Railroads were an indispensable means of transport for both troops and supplies alike during World War I. At first, both sides relied on "armed trains", open rail cars armed with heavy guns mounted to them that were protected by iron plates; these trains were usually escorted by cavalry for protection. But both sides soon learned how vulnerable these trains were against improved rifled musket fire; therefore armed trains eventually evolved into heavily guarded train formations.

Both sides, Union and Confederacy, also introduced naval innovations to counter the ironclads of their adversary. For instance, Robert E. Lee ordered Brooke to build the Lee-Brooke gun during the Peninsula Campaign of 1862 as an attempt at counteracting Union ironclads; although never actually used in combat it served as a conceptual ancestor for armored trains and railroad artillery that became widely employed later during and post World War I.

Although technological advances of this era brought many benefits, they also brought many hardships for civilians - particularly to thousands of men maimed by improved arsenals of both armies. Entrepreneurs capitalized on this suffering by offering new prosthetic limbs such as artificial legs and knees for sale to civilians; devices like the x-ray allowed doctors to understand injuries more clearly as well as diagnose battlefield wounds faster.


The Civil War marked the dawn of modern warfare and saw many innovative technologies enter use during this conflict, including ironclads and the telegraph; other inventions, like rifles and submarines had their start during this conflict and have had long-term ramifications on how war is waged ever since.

Militaryly speaking, one of the greatest technological innovations of the American Civil War was the ironclad warship - this type of ship made old wooden battleships obsolete and transformed naval warfare for years afterward.
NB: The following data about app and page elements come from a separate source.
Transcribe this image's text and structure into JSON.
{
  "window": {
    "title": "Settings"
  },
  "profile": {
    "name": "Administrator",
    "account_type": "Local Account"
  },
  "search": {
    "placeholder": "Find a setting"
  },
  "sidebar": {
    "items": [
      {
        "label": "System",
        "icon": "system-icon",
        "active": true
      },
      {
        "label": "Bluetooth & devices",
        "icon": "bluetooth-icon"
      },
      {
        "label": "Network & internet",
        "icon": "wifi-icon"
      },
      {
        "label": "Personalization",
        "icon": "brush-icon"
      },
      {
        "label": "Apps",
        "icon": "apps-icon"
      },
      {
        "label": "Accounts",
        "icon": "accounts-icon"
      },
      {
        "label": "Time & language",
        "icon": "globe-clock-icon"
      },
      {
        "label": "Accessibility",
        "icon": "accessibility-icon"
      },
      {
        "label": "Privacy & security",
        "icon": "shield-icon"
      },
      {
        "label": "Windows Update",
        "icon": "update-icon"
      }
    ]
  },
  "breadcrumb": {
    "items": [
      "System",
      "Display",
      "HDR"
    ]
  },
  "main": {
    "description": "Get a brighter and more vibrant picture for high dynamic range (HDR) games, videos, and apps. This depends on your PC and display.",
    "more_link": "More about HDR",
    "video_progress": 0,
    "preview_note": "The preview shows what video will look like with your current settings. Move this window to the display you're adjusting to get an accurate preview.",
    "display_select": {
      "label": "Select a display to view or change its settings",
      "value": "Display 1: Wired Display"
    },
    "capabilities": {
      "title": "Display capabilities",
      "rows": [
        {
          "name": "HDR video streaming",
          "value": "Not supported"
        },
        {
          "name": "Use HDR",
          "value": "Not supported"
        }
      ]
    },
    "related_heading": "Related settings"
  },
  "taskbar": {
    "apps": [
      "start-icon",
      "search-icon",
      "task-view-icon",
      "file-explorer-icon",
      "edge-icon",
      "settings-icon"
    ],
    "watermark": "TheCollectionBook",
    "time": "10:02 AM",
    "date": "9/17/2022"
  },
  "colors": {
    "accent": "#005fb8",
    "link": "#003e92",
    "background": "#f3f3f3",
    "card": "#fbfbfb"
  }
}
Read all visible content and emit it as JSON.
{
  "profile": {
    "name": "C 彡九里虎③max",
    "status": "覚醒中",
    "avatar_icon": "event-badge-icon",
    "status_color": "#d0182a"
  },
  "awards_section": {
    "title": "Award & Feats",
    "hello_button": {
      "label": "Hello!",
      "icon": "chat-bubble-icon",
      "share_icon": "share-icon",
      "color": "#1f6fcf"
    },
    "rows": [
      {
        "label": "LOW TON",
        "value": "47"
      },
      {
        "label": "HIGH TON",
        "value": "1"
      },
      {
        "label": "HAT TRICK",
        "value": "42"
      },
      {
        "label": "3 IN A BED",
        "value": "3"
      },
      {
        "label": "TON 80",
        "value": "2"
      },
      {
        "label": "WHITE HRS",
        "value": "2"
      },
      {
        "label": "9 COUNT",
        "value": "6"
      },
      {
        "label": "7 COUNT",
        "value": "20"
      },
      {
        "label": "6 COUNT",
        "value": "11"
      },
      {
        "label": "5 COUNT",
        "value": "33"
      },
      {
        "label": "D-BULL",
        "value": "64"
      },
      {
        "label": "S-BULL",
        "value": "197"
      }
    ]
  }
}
Railroads were an indispensable technology during World War II. Not only were they instrumental in transporting soldiers and supplies more quickly and efficiently, they were also instrumental in producing war material production - particularly significant for Northerners living in highly industrialized societies that could produce weapons required for victory.

One of the greatest advances was undoubtedly the invention of the telegraph, which enabled commanders to communicate almost instantly with their troops regarding battlefield results, enemy troop movements and supply needs. While this technology existed prior to the Civil War, its usage rose considerably during it.

Medical advances also played a critical role in the Civil War. Physicians could now inoculate soldiers against smallpox which had killed two thirds of all war casualties prior to 20th century conflicts; this marked an incredible improvement over earlier conflicts where people either died from bullets or disease alone.

Perhaps the most innovative technological development during the American Civil War wasn't weapons at all but rail. The Union took full advantage of this railroad technology as northern tracks were generally more advanced than their southern counterparts and there were locomotive factories within reach for Union trains; additionally, these tended to use standard gauge track gauge which meant train cars could easily move between different types of tracks; hence giving Union trains an incredible edge when it came to transporting large amounts of equipment and troops across battlefields.

No comments:

Post a Comment